I am trying to expand the depth of my writing beyond simple storytelling. Although my previous novel was an action/adventure, I realized it has a deeper point than entertainment. Dean Koontz offers this definition of a theme:
“Theme is a statement, or series of related observations, about some aspect of the human condition, interpreted from the unique viewpoint of the author.”
I have read others suggesting that themes covey a message about the story's plot.
When we refer to the theme of a book, we are talking about a universal idea, lesson, or message that stretches through the entire story https://www.thoughtco.com/common-book-themes-1857647
But I agree with Mark Baker of SE:
Theme is not necessarily a message. It is more the thing that you are exploring. If the theme is love, for instance, you don't have to take a position on love, you don't have to have a covert message, like "love hurts" or "love sucks". The theme is love simply because the story is about love, is an exploration of what love it like. Does a story necessarily need a theme?
This was touched upon by a recent post from SE:

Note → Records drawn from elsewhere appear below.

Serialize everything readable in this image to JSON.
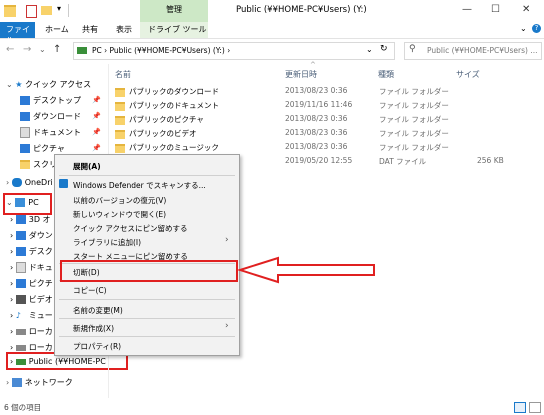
{
  "window": {
    "title": "Public (¥¥HOME-PC¥Users) (Y:)",
    "context_tab_group": "管理",
    "minimize_glyph": "—",
    "maximize_glyph": "☐",
    "close_glyph": "✕"
  },
  "ribbon": {
    "tabs": [
      "ファイル",
      "ホーム",
      "共有",
      "表示"
    ],
    "context_tab": "ドライブ ツール"
  },
  "address": {
    "path": "PC  ›  Public (¥¥HOME-PC¥Users) (Y:)  ›",
    "search_placeholder": "Public (¥¥HOME-PC¥Users) ..."
  },
  "nav": {
    "quick_access": "クイック アクセス",
    "items": [
      "デスクトップ",
      "ダウンロード",
      "ドキュメント",
      "ピクチャ",
      "スクリ"
    ],
    "onedrive": "OneDri",
    "pc": "PC",
    "pc_children": [
      "3D オ",
      "ダウン",
      "デスク",
      "ドキュ",
      "ピクチ",
      "ビデオ",
      "ミュー",
      "ローカ",
      "ローカ"
    ],
    "public_drive": "Public (¥¥HOME-PC",
    "network": "ネットワーク"
  },
  "columns": {
    "name": "名前",
    "date": "更新日時",
    "type": "種類",
    "size": "サイズ"
  },
  "files": [
    {
      "name": "パブリックのダウンロード",
      "date": "2013/08/23 0:36",
      "type": "ファイル フォルダー",
      "size": ""
    },
    {
      "name": "パブリックのドキュメント",
      "date": "2019/11/16 11:46",
      "type": "ファイル フォルダー",
      "size": ""
    },
    {
      "name": "パブリックのピクチャ",
      "date": "2013/08/23 0:36",
      "type": "ファイル フォルダー",
      "size": ""
    },
    {
      "name": "パブリックのビデオ",
      "date": "2013/08/23 0:36",
      "type": "ファイル フォルダー",
      "size": ""
    },
    {
      "name": "パブリックのミュージック",
      "date": "2013/08/23 0:36",
      "type": "ファイル フォルダー",
      "size": ""
    },
    {
      "name": "",
      "date": "2019/05/20 12:55",
      "type": "DAT ファイル",
      "size": "256 KB"
    }
  ],
  "context_menu": {
    "expand": "展開(A)",
    "defender": "Windows Defender でスキャンする...",
    "restore": "以前のバージョンの復元(V)",
    "open_new_window": "新しいウィンドウで開く(E)",
    "pin_quick": "クイック アクセスにピン留めする",
    "add_library": "ライブラリに追加(I)",
    "pin_start": "スタート メニューにピン留めする",
    "cut": "切断(D)",
    "copy": "コピー(C)",
    "rename": "名前の変更(M)",
    "new": "新規作成(X)",
    "properties": "プロパティ(R)"
  },
  "status": {
    "items": "6 個の項目"
  },
  "colors": {
    "accent": "#1979ca",
    "highlight": "#e02020",
    "manage": "#cde8c6"
  }
}
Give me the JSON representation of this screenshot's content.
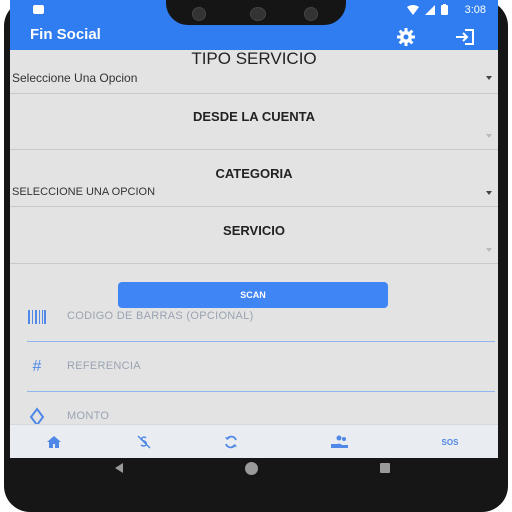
{
  "status_bar": {
    "time": "3:08"
  },
  "app_bar": {
    "title": "Fin Social"
  },
  "form": {
    "tipo_servicio": {
      "label": "TIPO SERVICIO",
      "value": "Seleccione Una Opcion"
    },
    "desde_cuenta": {
      "label": "DESDE LA CUENTA",
      "value": ""
    },
    "categoria": {
      "label": "CATEGORIA",
      "value": "SELECCIONE UNA OPCION"
    },
    "servicio": {
      "label": "SERVICIO",
      "value": ""
    },
    "scan_label": "SCAN",
    "codigo_barras": {
      "placeholder": "CODIGO DE BARRAS (OPCIONAL)"
    },
    "referencia": {
      "placeholder": "REFERENCIA"
    },
    "monto": {
      "placeholder": "MONTO"
    }
  },
  "bottom_nav": {
    "items": [
      {
        "icon": "home-icon"
      },
      {
        "icon": "no-money-icon"
      },
      {
        "icon": "refresh-icon"
      },
      {
        "icon": "hand-coins-icon"
      },
      {
        "label": "SOS"
      }
    ]
  },
  "colors": {
    "primary": "#2f7df0",
    "accent_icon": "#4f88e6",
    "scan_button": "#3f86f4",
    "background": "#e3e3e3"
  }
}
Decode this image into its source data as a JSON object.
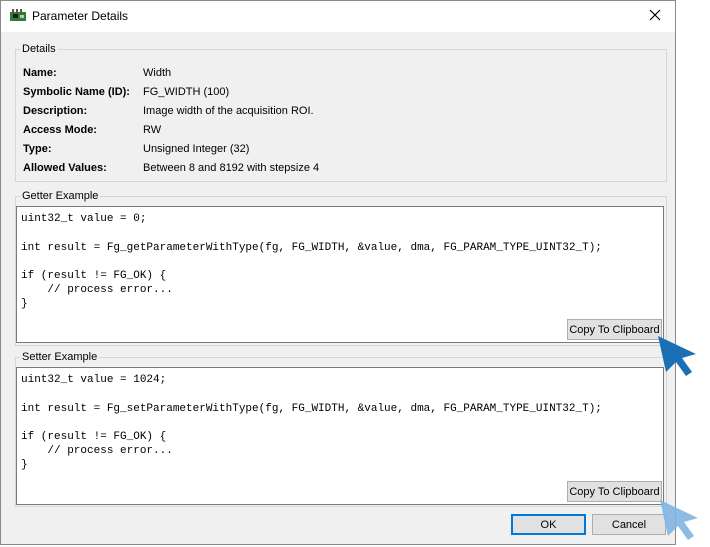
{
  "window": {
    "title": "Parameter Details",
    "app_icon": "board-icon",
    "close_icon": "close-icon"
  },
  "details": {
    "group_title": "Details",
    "rows": [
      {
        "key": "Name:",
        "value": "Width"
      },
      {
        "key": "Symbolic Name (ID):",
        "value": "FG_WIDTH (100)"
      },
      {
        "key": "Description:",
        "value": "Image width of the acquisition ROI."
      },
      {
        "key": "Access Mode:",
        "value": "RW"
      },
      {
        "key": "Type:",
        "value": "Unsigned Integer (32)"
      },
      {
        "key": "Allowed Values:",
        "value": "Between 8 and 8192 with stepsize 4"
      }
    ]
  },
  "getter": {
    "group_title": "Getter Example",
    "code": [
      "uint32_t value = 0;",
      "",
      "int result = Fg_getParameterWithType(fg, FG_WIDTH, &value, dma, FG_PARAM_TYPE_UINT32_T);",
      "",
      "if (result != FG_OK) {",
      "    // process error...",
      "}"
    ],
    "copy_label": "Copy To Clipboard"
  },
  "setter": {
    "group_title": "Setter Example",
    "code": [
      "uint32_t value = 1024;",
      "",
      "int result = Fg_setParameterWithType(fg, FG_WIDTH, &value, dma, FG_PARAM_TYPE_UINT32_T);",
      "",
      "if (result != FG_OK) {",
      "    // process error...",
      "}"
    ],
    "copy_label": "Copy To Clipboard"
  },
  "footer": {
    "ok_label": "OK",
    "cancel_label": "Cancel"
  },
  "colors": {
    "accent": "#0078d7",
    "cursor_dark": "#1a6fb5",
    "cursor_light": "#7fb5e0"
  }
}
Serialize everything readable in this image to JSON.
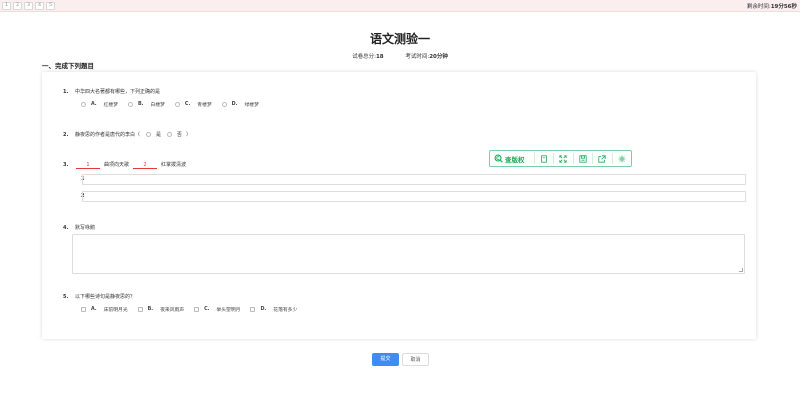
{
  "nav": {
    "question_numbers": [
      "1",
      "2",
      "3",
      "4",
      "5"
    ]
  },
  "timer": {
    "label": "剩余时间:",
    "value": "19分56秒"
  },
  "header": {
    "title": "语文测验一",
    "total_label": "试卷总分:",
    "total_value": "18",
    "time_label": "考试时间:",
    "time_value": "20分钟"
  },
  "section_title": "一、完成下列题目",
  "questions": {
    "q1": {
      "num": "1.",
      "text": "中华四大名著都有哪些，下列正确的是",
      "options": [
        {
          "letter": "A.",
          "text": "红楼梦"
        },
        {
          "letter": "B.",
          "text": "白楼梦"
        },
        {
          "letter": "C.",
          "text": "青楼梦"
        },
        {
          "letter": "D.",
          "text": "绿楼梦"
        }
      ]
    },
    "q2": {
      "num": "2.",
      "text": "静夜思的作者是唐代的李白（",
      "yes": "是",
      "no": "否",
      "close": "）"
    },
    "q3": {
      "num": "3.",
      "blank1": "1",
      "mid": "曲项向天歌",
      "blank2": "2",
      "end": "红掌拨清波",
      "row1": "1",
      "row2": "2"
    },
    "q4": {
      "num": "4.",
      "text": "默写咏鹅"
    },
    "q5": {
      "num": "5.",
      "text": "以下哪些诗句是静夜思的？",
      "options": [
        {
          "letter": "A.",
          "text": "床前明月光"
        },
        {
          "letter": "B.",
          "text": "夜来风雨声"
        },
        {
          "letter": "C.",
          "text": "举头望明月"
        },
        {
          "letter": "D.",
          "text": "花落有多少"
        }
      ]
    }
  },
  "toolbar": {
    "brand": "查版权",
    "icons": [
      "bookmark-icon",
      "fullscreen-icon",
      "save-icon",
      "share-icon",
      "settings-icon"
    ]
  },
  "buttons": {
    "submit": "提交",
    "cancel": "取消"
  },
  "colors": {
    "accent": "#3d8df5",
    "blank": "#e53935",
    "toolbar": "#1aaa55"
  }
}
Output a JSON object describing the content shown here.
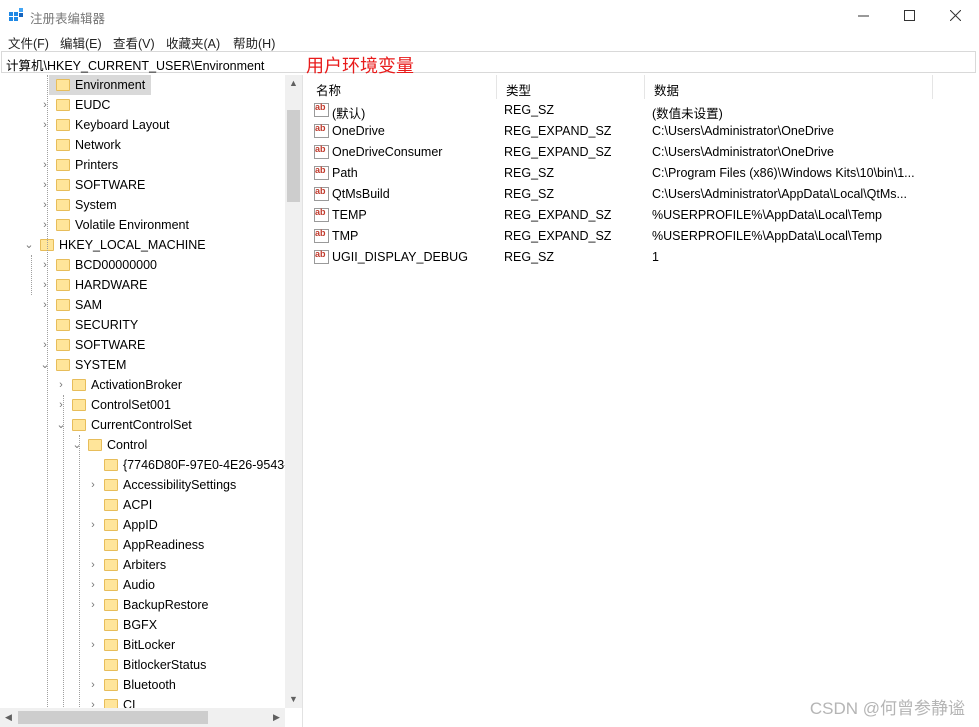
{
  "window": {
    "title": "注册表编辑器",
    "minimize_icon": "minimize-icon",
    "maximize_icon": "maximize-icon",
    "close_icon": "close-icon"
  },
  "menu": [
    "文件(F)",
    "编辑(E)",
    "查看(V)",
    "收藏夹(A)",
    "帮助(H)"
  ],
  "address": {
    "path": "计算机\\HKEY_CURRENT_USER\\Environment",
    "annotation": "用户环境变量"
  },
  "tree": [
    {
      "label": "Environment",
      "level": 0,
      "arrow": "",
      "selected": true
    },
    {
      "label": "EUDC",
      "level": 0,
      "arrow": "›"
    },
    {
      "label": "Keyboard Layout",
      "level": 0,
      "arrow": "›"
    },
    {
      "label": "Network",
      "level": 0,
      "arrow": ""
    },
    {
      "label": "Printers",
      "level": 0,
      "arrow": "›"
    },
    {
      "label": "SOFTWARE",
      "level": 0,
      "arrow": "›"
    },
    {
      "label": "System",
      "level": 0,
      "arrow": "›"
    },
    {
      "label": "Volatile Environment",
      "level": 0,
      "arrow": "›"
    },
    {
      "label": "HKEY_LOCAL_MACHINE",
      "level": -1,
      "arrow": "⌄"
    },
    {
      "label": "BCD00000000",
      "level": 0,
      "arrow": "›"
    },
    {
      "label": "HARDWARE",
      "level": 0,
      "arrow": "›"
    },
    {
      "label": "SAM",
      "level": 0,
      "arrow": "›"
    },
    {
      "label": "SECURITY",
      "level": 0,
      "arrow": ""
    },
    {
      "label": "SOFTWARE",
      "level": 0,
      "arrow": "›"
    },
    {
      "label": "SYSTEM",
      "level": 0,
      "arrow": "⌄"
    },
    {
      "label": "ActivationBroker",
      "level": 1,
      "arrow": "›"
    },
    {
      "label": "ControlSet001",
      "level": 1,
      "arrow": "›"
    },
    {
      "label": "CurrentControlSet",
      "level": 1,
      "arrow": "⌄"
    },
    {
      "label": "Control",
      "level": 2,
      "arrow": "⌄"
    },
    {
      "label": "{7746D80F-97E0-4E26-9543-",
      "level": 3,
      "arrow": ""
    },
    {
      "label": "AccessibilitySettings",
      "level": 3,
      "arrow": "›"
    },
    {
      "label": "ACPI",
      "level": 3,
      "arrow": ""
    },
    {
      "label": "AppID",
      "level": 3,
      "arrow": "›"
    },
    {
      "label": "AppReadiness",
      "level": 3,
      "arrow": ""
    },
    {
      "label": "Arbiters",
      "level": 3,
      "arrow": "›"
    },
    {
      "label": "Audio",
      "level": 3,
      "arrow": "›"
    },
    {
      "label": "BackupRestore",
      "level": 3,
      "arrow": "›"
    },
    {
      "label": "BGFX",
      "level": 3,
      "arrow": ""
    },
    {
      "label": "BitLocker",
      "level": 3,
      "arrow": "›"
    },
    {
      "label": "BitlockerStatus",
      "level": 3,
      "arrow": ""
    },
    {
      "label": "Bluetooth",
      "level": 3,
      "arrow": "›"
    },
    {
      "label": "CI",
      "level": 3,
      "arrow": "›"
    }
  ],
  "columns": [
    "名称",
    "类型",
    "数据"
  ],
  "values": [
    {
      "name": "(默认)",
      "type": "REG_SZ",
      "data": "(数值未设置)"
    },
    {
      "name": "OneDrive",
      "type": "REG_EXPAND_SZ",
      "data": "C:\\Users\\Administrator\\OneDrive"
    },
    {
      "name": "OneDriveConsumer",
      "type": "REG_EXPAND_SZ",
      "data": "C:\\Users\\Administrator\\OneDrive"
    },
    {
      "name": "Path",
      "type": "REG_SZ",
      "data": "C:\\Program Files (x86)\\Windows Kits\\10\\bin\\1..."
    },
    {
      "name": "QtMsBuild",
      "type": "REG_SZ",
      "data": "C:\\Users\\Administrator\\AppData\\Local\\QtMs..."
    },
    {
      "name": "TEMP",
      "type": "REG_EXPAND_SZ",
      "data": "%USERPROFILE%\\AppData\\Local\\Temp"
    },
    {
      "name": "TMP",
      "type": "REG_EXPAND_SZ",
      "data": "%USERPROFILE%\\AppData\\Local\\Temp"
    },
    {
      "name": "UGII_DISPLAY_DEBUG",
      "type": "REG_SZ",
      "data": "1"
    }
  ],
  "value_icon": "ab",
  "watermark": "CSDN @何曾参静谧"
}
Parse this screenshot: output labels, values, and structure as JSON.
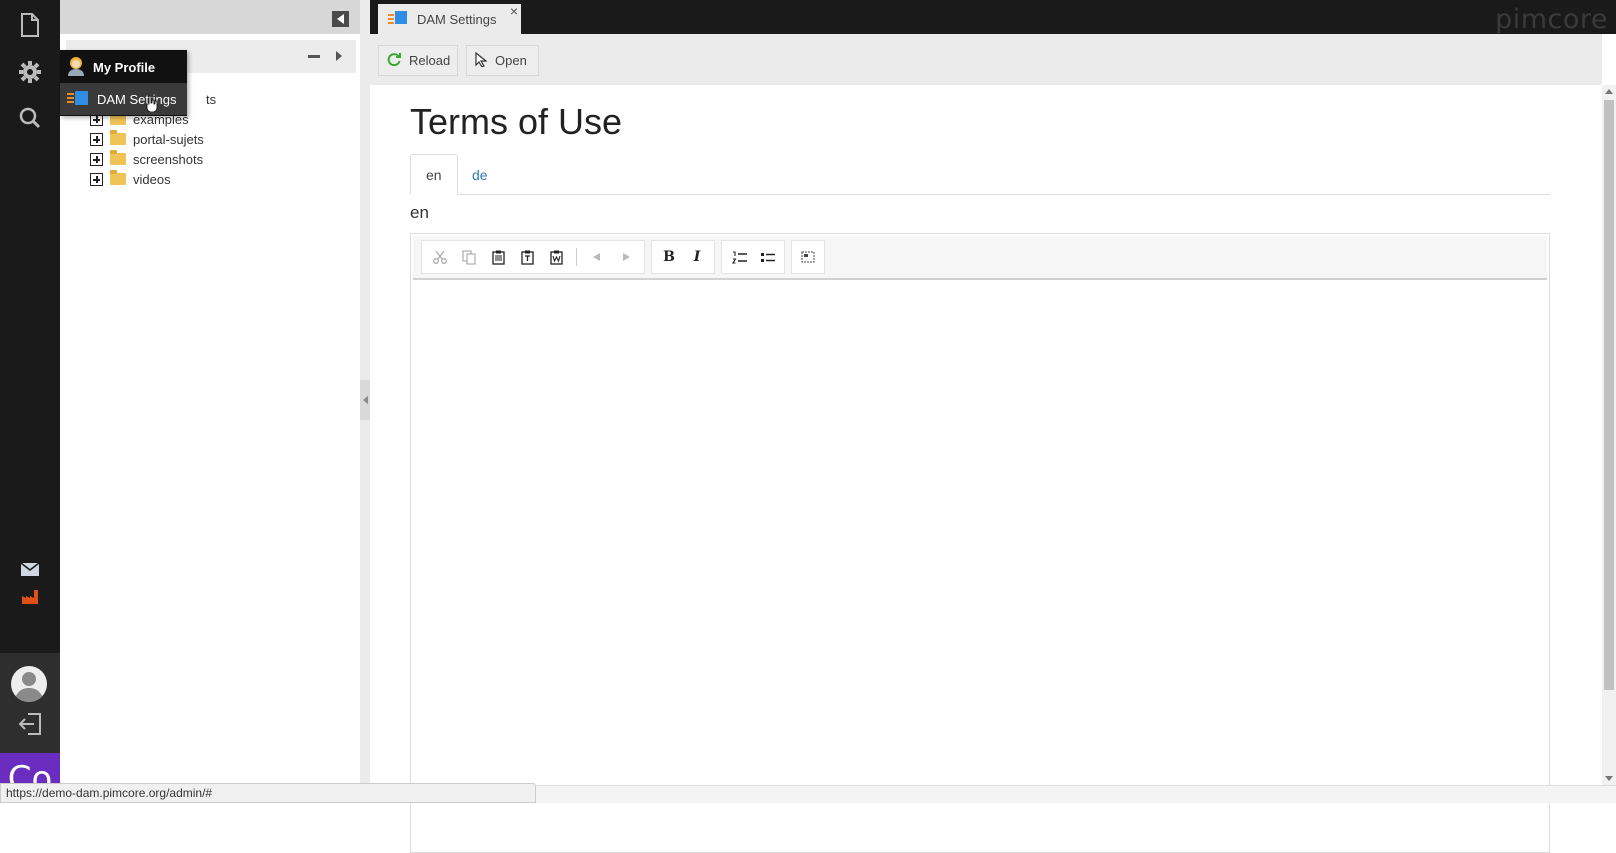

In the Tales of Huckleberry Finn, did you know that what's-his-face didn't care whether the man he'd come to tell his master set him free was freed? Think about it for a second. A boy is told that a runaway slave is set free, and doesn't have to run any more. And instead of telling him, he pretends to help him run further and further away, coming up with ever-increasingly elaborate plans to keep him safe, making himself the hero. But it's never stated. In fact, most people don't ever realize that's what happened (be honest, can you tell me the name of the boy in question here?). So the theme of physical slavery turns into a theme of mental slavery (he thinks he's still a slave, and continues running from it), showing the the very concept of slavery is all in your mind. How do I include a powerful theme in my story without making it blatantly obvious?
Nicely stated and it touches upon my question. Can the theme be so hidden that it is easily overlooked by even the casual reader. I think of the 2001: A Space Odyssey “Star Gate” light show in the final segment of the film where even Kubrick left the 'meaning' open to the viewer. https://movies.stackexchange.com/questions/69424/meaning-of-the-final-room-in-2001-a-space-odyssey/69438
I want the attentive reader to recognize the irony of my story without being told. So my question is: Do the characters or even the narrator have to understand that there is an underlying theme of the story?